[RECORD EXCERPTS Boundary: Start]

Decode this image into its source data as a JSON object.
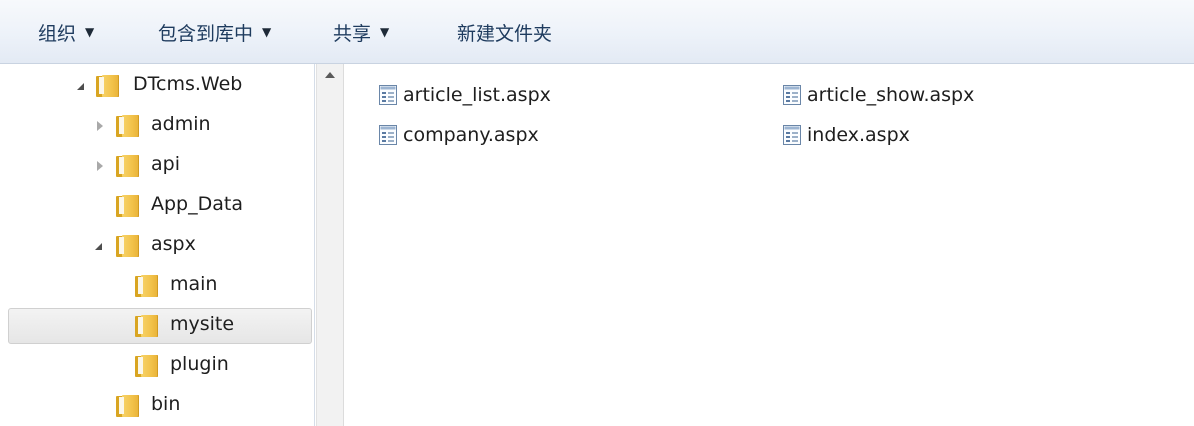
{
  "toolbar": {
    "organize": "组织",
    "include_library": "包含到库中",
    "share": "共享",
    "new_folder": "新建文件夹"
  },
  "nav": {
    "items": [
      {
        "label": "DTcms.Web",
        "expanded": true,
        "has_children": true
      },
      {
        "label": "admin",
        "expanded": false,
        "has_children": true
      },
      {
        "label": "api",
        "expanded": false,
        "has_children": true
      },
      {
        "label": "App_Data",
        "has_children": false
      },
      {
        "label": "aspx",
        "expanded": true,
        "has_children": true
      },
      {
        "label": "main",
        "has_children": false
      },
      {
        "label": "mysite",
        "has_children": false,
        "selected": true
      },
      {
        "label": "plugin",
        "has_children": false
      },
      {
        "label": "bin",
        "has_children": false
      }
    ]
  },
  "files": [
    {
      "name": "article_list.aspx",
      "icon": "aspx-file-icon"
    },
    {
      "name": "article_show.aspx",
      "icon": "aspx-file-icon"
    },
    {
      "name": "company.aspx",
      "icon": "aspx-file-icon"
    },
    {
      "name": "index.aspx",
      "icon": "aspx-file-icon"
    }
  ],
  "colors": {
    "folder": "#f2c24a",
    "selection": "#e6e6e6",
    "toolbar_text": "#1e3b5e"
  }
}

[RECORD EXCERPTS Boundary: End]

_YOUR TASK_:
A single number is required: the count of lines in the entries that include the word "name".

_REPLY TO THE EXERCISE_:
4